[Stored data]

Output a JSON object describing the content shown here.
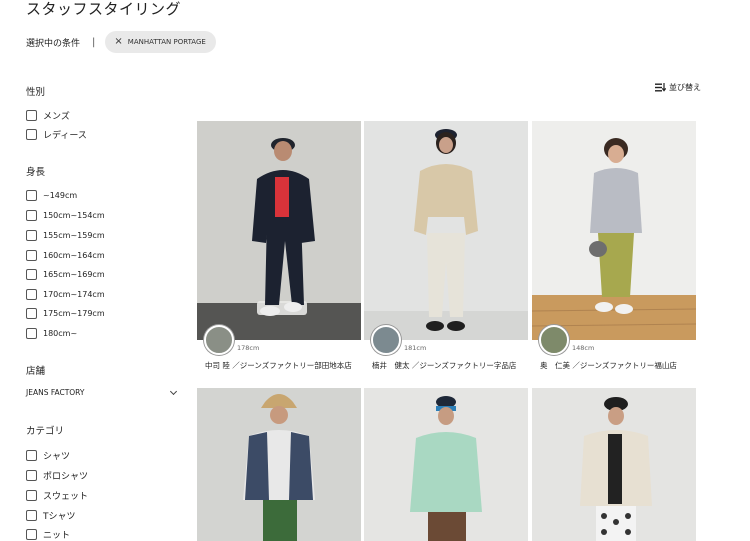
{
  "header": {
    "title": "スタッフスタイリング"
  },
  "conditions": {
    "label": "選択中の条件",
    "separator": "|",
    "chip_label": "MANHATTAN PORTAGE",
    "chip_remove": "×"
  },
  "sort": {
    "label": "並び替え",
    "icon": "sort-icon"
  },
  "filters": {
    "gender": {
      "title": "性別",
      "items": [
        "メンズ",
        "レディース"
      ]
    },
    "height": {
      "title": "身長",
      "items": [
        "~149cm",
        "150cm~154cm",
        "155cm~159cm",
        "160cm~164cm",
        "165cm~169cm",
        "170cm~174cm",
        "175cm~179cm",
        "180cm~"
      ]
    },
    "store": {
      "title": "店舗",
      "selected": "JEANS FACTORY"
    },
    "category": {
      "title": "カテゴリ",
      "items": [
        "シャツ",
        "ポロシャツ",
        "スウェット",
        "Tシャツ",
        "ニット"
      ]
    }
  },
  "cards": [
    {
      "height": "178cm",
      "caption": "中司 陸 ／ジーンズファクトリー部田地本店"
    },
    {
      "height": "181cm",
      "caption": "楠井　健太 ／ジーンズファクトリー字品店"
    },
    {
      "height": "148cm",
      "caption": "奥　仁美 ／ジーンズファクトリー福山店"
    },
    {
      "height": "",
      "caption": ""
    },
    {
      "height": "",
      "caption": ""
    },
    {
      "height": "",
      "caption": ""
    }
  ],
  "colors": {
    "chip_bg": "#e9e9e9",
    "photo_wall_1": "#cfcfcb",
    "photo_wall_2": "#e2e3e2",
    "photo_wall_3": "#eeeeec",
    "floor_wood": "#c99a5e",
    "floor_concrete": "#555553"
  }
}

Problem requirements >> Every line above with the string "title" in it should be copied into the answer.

Exercise answer >>
    "title": "スタッフスタイリング"
      "title": "性別",
      "title": "身長",
      "title": "店舗",
      "title": "カテゴリ",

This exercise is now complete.